Chemistry[edit]

The reagent is composed of a mixture of sodium nitroprusside, sodium carbonate and acetaldehyde,[1][2] which is dripped onto the substance being tested. The amine and acetaldehyde produce the enamine, which subsequently reacts with sodium nitroprusside to the imine. Finally, the immonium salt is hydrolysed to the bright cobalt-blue[1] Simon-Awe complex.[3][2]

"Robadope" for detecting primary amines[edit]

Acetaldehyde can be replaced with acetone, in which case the reagent detects primary amines instead, giving a purple coloured product.[2]

Uses[edit]

The primary use of this reagent is for detecting secondary amines, such as MDMA and methamphetamine, and is typically used after the mecke or marquis reagents to differentiate between the two mentioned and amphetamine or MDA.[1]

See also[edit]

References[edit]

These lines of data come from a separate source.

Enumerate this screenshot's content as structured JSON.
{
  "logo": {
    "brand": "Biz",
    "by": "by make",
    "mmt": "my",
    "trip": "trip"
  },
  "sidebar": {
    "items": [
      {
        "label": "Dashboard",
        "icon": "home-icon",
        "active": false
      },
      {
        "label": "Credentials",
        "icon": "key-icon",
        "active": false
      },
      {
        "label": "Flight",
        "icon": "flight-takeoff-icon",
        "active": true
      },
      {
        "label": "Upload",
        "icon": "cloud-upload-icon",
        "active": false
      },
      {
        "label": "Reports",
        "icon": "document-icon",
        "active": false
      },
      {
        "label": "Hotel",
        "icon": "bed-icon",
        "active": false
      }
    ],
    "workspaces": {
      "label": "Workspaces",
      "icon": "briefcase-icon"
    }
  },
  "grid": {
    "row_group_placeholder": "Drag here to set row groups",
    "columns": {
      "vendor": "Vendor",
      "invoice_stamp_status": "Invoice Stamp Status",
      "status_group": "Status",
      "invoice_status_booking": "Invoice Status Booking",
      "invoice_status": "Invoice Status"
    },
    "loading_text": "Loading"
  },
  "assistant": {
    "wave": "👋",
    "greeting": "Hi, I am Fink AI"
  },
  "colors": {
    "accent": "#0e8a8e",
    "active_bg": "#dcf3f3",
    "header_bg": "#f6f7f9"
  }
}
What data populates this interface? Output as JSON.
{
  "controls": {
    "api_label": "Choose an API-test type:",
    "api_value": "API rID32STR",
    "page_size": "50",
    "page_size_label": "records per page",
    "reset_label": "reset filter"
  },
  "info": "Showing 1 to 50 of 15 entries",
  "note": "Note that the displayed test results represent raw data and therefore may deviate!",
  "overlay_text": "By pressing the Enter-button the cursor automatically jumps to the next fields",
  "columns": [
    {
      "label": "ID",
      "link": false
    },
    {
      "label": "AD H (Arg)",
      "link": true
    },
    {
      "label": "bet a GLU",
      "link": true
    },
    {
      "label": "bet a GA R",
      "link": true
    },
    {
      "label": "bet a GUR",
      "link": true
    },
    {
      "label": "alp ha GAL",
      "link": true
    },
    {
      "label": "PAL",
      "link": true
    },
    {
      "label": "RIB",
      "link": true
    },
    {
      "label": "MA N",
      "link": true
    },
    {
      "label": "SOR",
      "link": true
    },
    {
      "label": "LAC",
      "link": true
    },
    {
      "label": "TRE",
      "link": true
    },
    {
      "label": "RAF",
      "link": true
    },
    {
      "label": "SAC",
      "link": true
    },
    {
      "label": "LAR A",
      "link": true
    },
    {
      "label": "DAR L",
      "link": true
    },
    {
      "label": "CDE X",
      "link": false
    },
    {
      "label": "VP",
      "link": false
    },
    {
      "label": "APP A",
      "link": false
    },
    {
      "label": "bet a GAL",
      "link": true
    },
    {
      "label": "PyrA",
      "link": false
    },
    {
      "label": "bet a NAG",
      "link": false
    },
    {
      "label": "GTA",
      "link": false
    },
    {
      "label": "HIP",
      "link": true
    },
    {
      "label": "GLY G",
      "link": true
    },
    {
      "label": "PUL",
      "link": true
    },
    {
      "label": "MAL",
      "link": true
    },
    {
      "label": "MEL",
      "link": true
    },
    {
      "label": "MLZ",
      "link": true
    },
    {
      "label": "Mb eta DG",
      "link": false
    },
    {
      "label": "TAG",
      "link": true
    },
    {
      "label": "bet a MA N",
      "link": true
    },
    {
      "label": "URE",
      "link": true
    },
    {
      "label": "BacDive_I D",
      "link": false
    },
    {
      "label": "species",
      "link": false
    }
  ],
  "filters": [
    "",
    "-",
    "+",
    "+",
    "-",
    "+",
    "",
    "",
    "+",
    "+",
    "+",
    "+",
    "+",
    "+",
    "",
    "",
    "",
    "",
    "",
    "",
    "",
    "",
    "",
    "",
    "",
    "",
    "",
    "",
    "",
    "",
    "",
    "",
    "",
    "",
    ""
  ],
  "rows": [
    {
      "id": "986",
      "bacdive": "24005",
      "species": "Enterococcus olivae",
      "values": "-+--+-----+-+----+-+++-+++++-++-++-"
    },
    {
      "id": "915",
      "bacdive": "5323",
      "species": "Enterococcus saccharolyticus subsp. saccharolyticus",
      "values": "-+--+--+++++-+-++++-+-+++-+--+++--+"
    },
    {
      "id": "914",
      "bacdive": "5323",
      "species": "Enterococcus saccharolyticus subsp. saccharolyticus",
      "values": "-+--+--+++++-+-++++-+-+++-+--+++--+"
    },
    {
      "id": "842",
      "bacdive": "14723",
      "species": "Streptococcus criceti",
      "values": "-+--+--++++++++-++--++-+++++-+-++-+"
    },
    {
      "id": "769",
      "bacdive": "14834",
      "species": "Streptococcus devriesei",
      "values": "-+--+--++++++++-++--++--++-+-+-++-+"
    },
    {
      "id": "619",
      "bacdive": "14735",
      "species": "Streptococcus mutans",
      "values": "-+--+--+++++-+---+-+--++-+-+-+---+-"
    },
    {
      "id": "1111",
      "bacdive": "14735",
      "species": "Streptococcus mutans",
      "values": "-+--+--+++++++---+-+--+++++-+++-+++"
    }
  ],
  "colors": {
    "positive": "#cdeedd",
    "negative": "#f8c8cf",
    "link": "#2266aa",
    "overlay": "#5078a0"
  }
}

  1. ^ a b c "Simon's Reagent Testing Kit (Yellow & Green Labels)". Dancesafe. Retrieved 2012-01-30. 
  2. ^ a b c "Chemistry and Reaction Mechanisms of Rapid Tests for Drugs of Abuse and Precursors Chemicals". UNODC. Retrieved 2012-01-30. 
  3. ^ Leeuwenkamp, O. R.; W. P. van Bennekom, E. J. van der Mark and A. Bult (1984). "Nitroprusside, antihypertensive drug and analytical reagent Review of (photo)stability, pharmacology and analytical properties". Pharmacy World & Science 6 (4): 129–140. doi:10.1007/BF01954040. Retrieved 2012-01-30.